ONE night, a man was angry that his wife had raised her voice when speaking with him. How could she disrespect him? How could she be-little him?
This man, convinced that his wife had crossed the line, decided to go and complain about her to a man who had much knowledge about Islam and to see what he would have to say about this woman. He went to Umar ibn Al-Khattab. As the man was just about to knock on Umar’s door, he stopped in his tracks. He heard a voice coming from inside, a woman’s voice. It was Umar’s wife, she was speaking loudly and her voice overrode her husband’s.
That was Umar ibn Al-Khattab in there, the fierce ruler of the Muslim Empire that had stretched East and West, and his wife was freely and confidently voicing her opinion and discussing important matters with him.
The man, feeling ashamed of his own intolerance towards his wife, hurriedly retraced his steps and decided to leave. The man stumbled and his footsteps were heard by Umar ibn Al-Khattab who opened the door and asked his nighttime visitor, “Have you come to visit me?”
The man sheepishly replied, “I came to complain to you that my wife had raised her voice at me, but I found that you too have what I have.” What was Umar ibn Al-Khattab’s response?
He said, “She washes my clothes, sweeps the floors, cares for my children, and cleans my house, when Allah has not commanded her to do so, but she volunteers to do all that. Shouldn’t I tolerate her if she raises her voice?”

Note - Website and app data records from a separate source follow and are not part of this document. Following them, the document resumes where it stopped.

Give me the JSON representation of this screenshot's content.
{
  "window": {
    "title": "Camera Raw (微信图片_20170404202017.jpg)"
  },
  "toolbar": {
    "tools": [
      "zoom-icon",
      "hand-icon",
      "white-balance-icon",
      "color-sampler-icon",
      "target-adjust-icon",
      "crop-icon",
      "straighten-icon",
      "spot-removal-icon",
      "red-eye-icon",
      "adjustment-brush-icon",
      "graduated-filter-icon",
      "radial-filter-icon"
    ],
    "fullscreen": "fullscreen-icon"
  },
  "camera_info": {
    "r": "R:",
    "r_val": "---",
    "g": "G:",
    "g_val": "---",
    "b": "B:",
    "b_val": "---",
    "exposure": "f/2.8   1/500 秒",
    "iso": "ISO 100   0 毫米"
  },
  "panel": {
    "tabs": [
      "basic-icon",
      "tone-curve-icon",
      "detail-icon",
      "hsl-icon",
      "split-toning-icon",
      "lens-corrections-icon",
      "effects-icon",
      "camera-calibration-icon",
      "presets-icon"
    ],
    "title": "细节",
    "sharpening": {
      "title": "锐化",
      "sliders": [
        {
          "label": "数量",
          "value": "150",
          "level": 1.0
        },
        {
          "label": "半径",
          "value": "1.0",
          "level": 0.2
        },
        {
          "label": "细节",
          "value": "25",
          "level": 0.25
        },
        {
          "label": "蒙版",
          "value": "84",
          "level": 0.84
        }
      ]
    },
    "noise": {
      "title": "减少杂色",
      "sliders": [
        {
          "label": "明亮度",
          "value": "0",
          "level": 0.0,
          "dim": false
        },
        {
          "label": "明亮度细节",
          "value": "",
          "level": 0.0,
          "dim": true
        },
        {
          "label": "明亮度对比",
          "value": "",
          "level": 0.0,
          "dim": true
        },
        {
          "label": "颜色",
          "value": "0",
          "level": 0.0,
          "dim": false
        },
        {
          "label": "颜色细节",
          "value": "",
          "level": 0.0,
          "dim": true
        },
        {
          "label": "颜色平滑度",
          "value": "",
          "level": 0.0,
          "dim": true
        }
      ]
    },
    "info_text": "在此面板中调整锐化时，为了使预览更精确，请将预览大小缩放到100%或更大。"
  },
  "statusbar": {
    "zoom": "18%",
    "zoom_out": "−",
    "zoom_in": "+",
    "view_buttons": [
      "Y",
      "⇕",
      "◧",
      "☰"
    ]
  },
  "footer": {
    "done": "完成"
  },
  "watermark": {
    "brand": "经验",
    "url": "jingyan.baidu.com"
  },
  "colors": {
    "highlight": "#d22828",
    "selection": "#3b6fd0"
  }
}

Both partners; the man and the woman, in every household endure so much and they each have their share of demanding responsibilities. None is perfect; we slip and we make mistakes. Can’t couples cut one another some slack for their shortcomings? Wouldn’t our marriages last longer if we reacted just like Umar ibn Al-Khattab did when his wife was venting off some stress and expressing her grievances?